Struck blind by lustre !
Good is Jehovah in bestowing sunshine,
Shout louder praises !
When called to yield it.
Torturing Æther! Up the bleak heavens let the spreading flames rise, Breaking like Ætna through the smoky columns, Lowering like Egypt o'er the falling city,
Wantonly burnt down. While all their hearts quick palpitate for havoc, Let slip your blood-hounds, nam'd the British lions ; Dauntless as death stares, nimble as the whirlwind,
Dreadful as demons ! Let oceans waft on all your floating castles, Fraught with destruction, horrible to nature; Then, with your sails fill'd by a storm of vengeance,
Bear down to battle !
From the dire caverns made by ghostly micers,
Quick to destruction !
War, I defy thee !
To the encounter.
Life, for my country and the cause of freedom,
Life is redoubled.
In the book entitled “Revolutionary Memorials," Rev. Wheeler Case speaks of Burgoyne's mention of the pulpit orators, in the way of warning the people against them. This implies that Burgoyne well understood that the clergy had great influence with the people.
RECORDS OF THE GENERAL ASSOCIATION OF CONNECTICUT,
VOL. I, 1738-1799. A General Association of the Pastors of the Consociated Churches in the Colony of Connecticut, convened by Delegation at the house of the Rev'd Daniel Welch in Mansfield, June 21, 1774.
The Rev'd Messrs. Waterman, Drummond & Baldwin were appointed a Committee to draw a Draft of a Letter of Condolence [sic] to the ministers of Boston under the present melancholy Circumstances of that Town.
The Rev'd Messrs. Cogswell & Johnson were appointed to compleat the Draft of a Letter to the ministers of Boston.
The Committee appointed prepared a Draft of a Letter to the ministers of Boston, which after Correction was accepted & is as follows:
Rev'D & DEAR SIRS.
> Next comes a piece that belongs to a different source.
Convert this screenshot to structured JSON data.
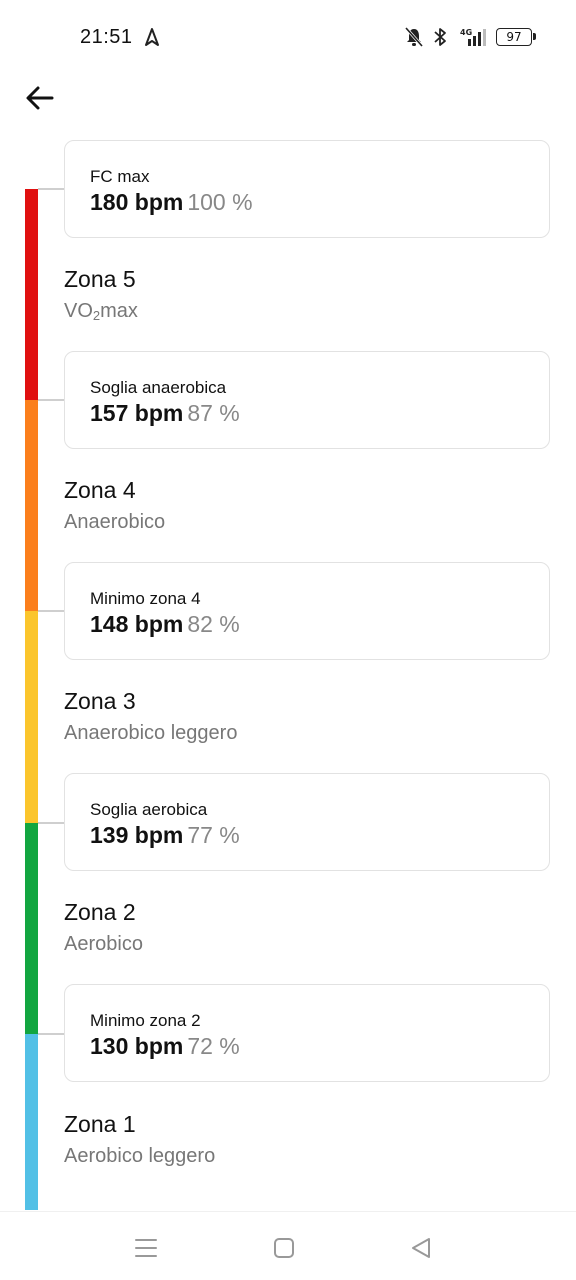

We your brethren of the Colony of Connecticut met by Delegation from the several counties in General Association, at our annual meeting, cannot but deeply feel impressed with the present melancholy threatened Situation of America in general & the distressed State of the Town of Boston in particular, suffering the Severe resentment of the British Parliament by which the Subsistance of thousands is taken away. We readily embrace this opportunity, to manifest our hearty sympathy with you in your present Distresses. We consider you as suffering in the common cause of America [sic]- in the cause of civil Liberty, which if taken away, we fear would involve the ruin of religious Liberty also. Gladly would we contribụte every thing in our Power for your Encouragement and Relief; however our Situation enables us to do little more